In his monthly column for the Daily Post, Scion CEO Warren Parker addresses some of the “groundless” claims of anti-GE activists in the wake of last month’s vandalism of a Scion plantation of GM pines near Rotorua.
An excerpt (read in full here):
Comment: Vandals won’t stop GM research
The destruction of 375 pine seedlings in Scion’s genetic modification (GM) field trial, under containment, at the end of the Easter break generated national interest.
Except for GE Free NZ, very little sympathy or support was subsequently expressed for those who put themselves above the law. The police are continuing their investigations and Scion will be continuing the research.
Forest industry leaders unanimously condemned the vandalism and strongly reiterated their support for the research. For Rotorua’s sake, it is important investors and top scientists continue to have confidence that leading-edge research can be safely and securely conducted here.
GE Free NZ’s post-break-in claims about the trial are groundless. They include:
This is a biosecurity risk
It is not. The trial was approved by the Environmental Protection Agency following rigorous review of all aspects of the science – including submissions from opponents of GM – and an assessment of the benefits and risks. The trial is monitored by the now Ministry for Primary Industries.

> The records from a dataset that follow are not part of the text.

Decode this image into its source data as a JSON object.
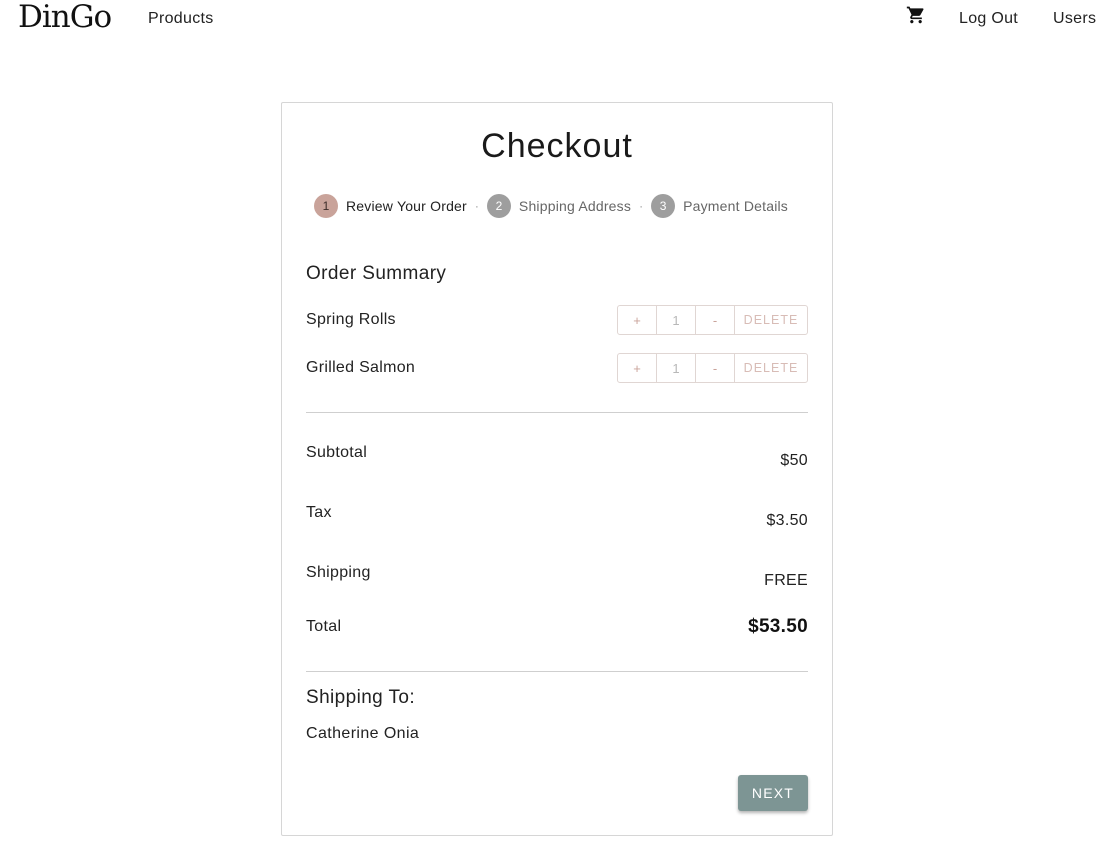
{
  "nav": {
    "logo": "DinGo",
    "products_label": "Products",
    "cart_icon": "shopping-cart-icon",
    "logout_label": "Log Out",
    "users_label": "Users"
  },
  "checkout": {
    "title": "Checkout",
    "steps": [
      {
        "number": "1",
        "label": "Review Your Order",
        "active": true
      },
      {
        "number": "2",
        "label": "Shipping Address",
        "active": false
      },
      {
        "number": "3",
        "label": "Payment Details",
        "active": false
      }
    ],
    "step_separator": "·"
  },
  "order_summary": {
    "title": "Order Summary",
    "items": [
      {
        "name": "Spring Rolls",
        "quantity": "1"
      },
      {
        "name": "Grilled Salmon",
        "quantity": "1"
      }
    ],
    "plus_label": "+",
    "minus_label": "-",
    "delete_label": "DELETE"
  },
  "totals": {
    "subtotal_label": "Subtotal",
    "subtotal_value": "$50",
    "tax_label": "Tax",
    "tax_value": "$3.50",
    "shipping_label": "Shipping",
    "shipping_value": "FREE",
    "total_label": "Total",
    "total_value": "$53.50"
  },
  "shipping_to": {
    "title": "Shipping To:",
    "name": "Catherine Onia"
  },
  "actions": {
    "next_label": "NEXT"
  },
  "colors": {
    "accent_step": "#c9a39a",
    "inactive_step": "#9e9e9e",
    "next_button": "#7d9594",
    "delete_text": "#d8bcb6"
  }
}
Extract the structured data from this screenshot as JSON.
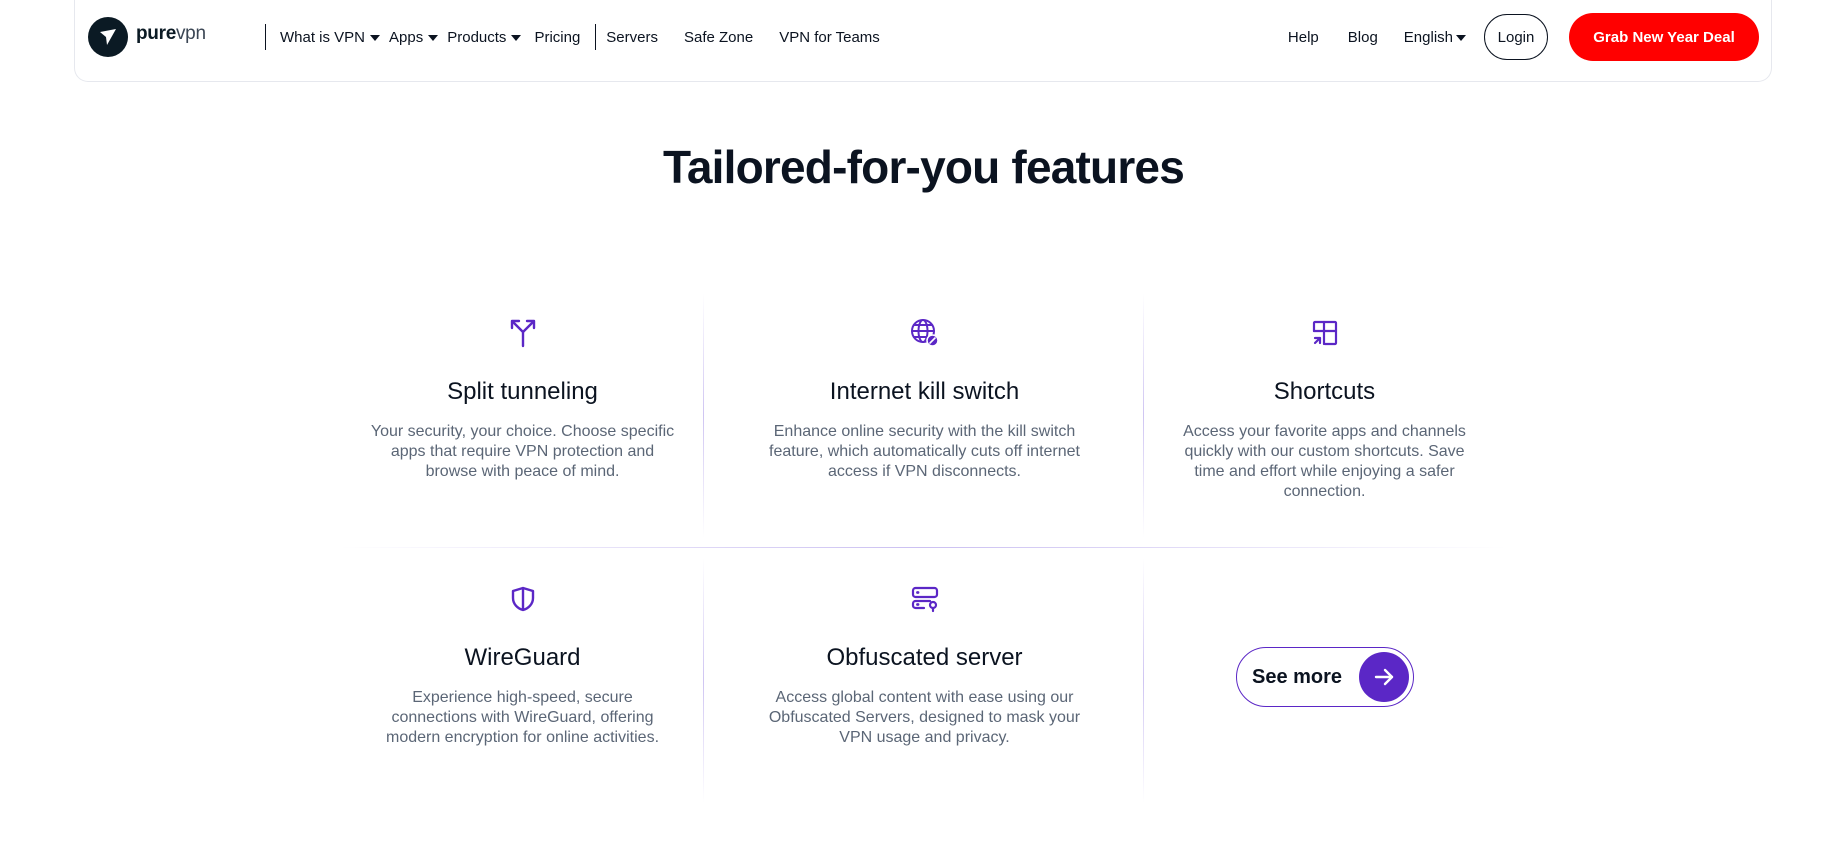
{
  "brand": {
    "name_bold": "pure",
    "name_light": "vpn",
    "accent": "#5b27c6",
    "cta_color": "#ff0000"
  },
  "nav": {
    "left": [
      {
        "label": "What is VPN",
        "dropdown": true
      },
      {
        "label": "Apps",
        "dropdown": true
      },
      {
        "label": "Products",
        "dropdown": true
      },
      {
        "label": "Pricing",
        "dropdown": false
      }
    ],
    "secondary": [
      {
        "label": "Servers"
      },
      {
        "label": "Safe Zone"
      },
      {
        "label": "VPN for Teams"
      }
    ],
    "right": {
      "help": "Help",
      "blog": "Blog",
      "language": "English",
      "login": "Login",
      "deal": "Grab New Year Deal"
    }
  },
  "section": {
    "title": "Tailored-for-you features"
  },
  "features": [
    {
      "icon": "split-icon",
      "title": "Split tunneling",
      "description": "Your security, your choice. Choose specific apps that require VPN protection and browse with peace of mind."
    },
    {
      "icon": "globe-block-icon",
      "title": "Internet kill switch",
      "description": "Enhance online security with the kill switch feature, which automatically cuts off internet access if VPN disconnects."
    },
    {
      "icon": "shortcut-icon",
      "title": "Shortcuts",
      "description": "Access your favorite apps and channels quickly with our custom shortcuts. Save time and effort while enjoying a safer connection."
    },
    {
      "icon": "shield-icon",
      "title": "WireGuard",
      "description": "Experience high-speed, secure connections with WireGuard, offering modern encryption for online activities."
    },
    {
      "icon": "server-icon",
      "title": "Obfuscated server",
      "description": "Access global content with ease using our Obfuscated Servers, designed to mask your VPN usage and privacy."
    }
  ],
  "see_more": {
    "label": "See more",
    "icon": "arrow-right-icon"
  }
}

Neither agency would sanction research posing unacceptable risk to New Zealand’s prized biosecurity status and, as a responsible research organisation, Scion would not undertake research that did. In carrying out the research, Scion must follow strict controls and Ministry for Primary Industries staff regularly monitor Scion’s compliance to these.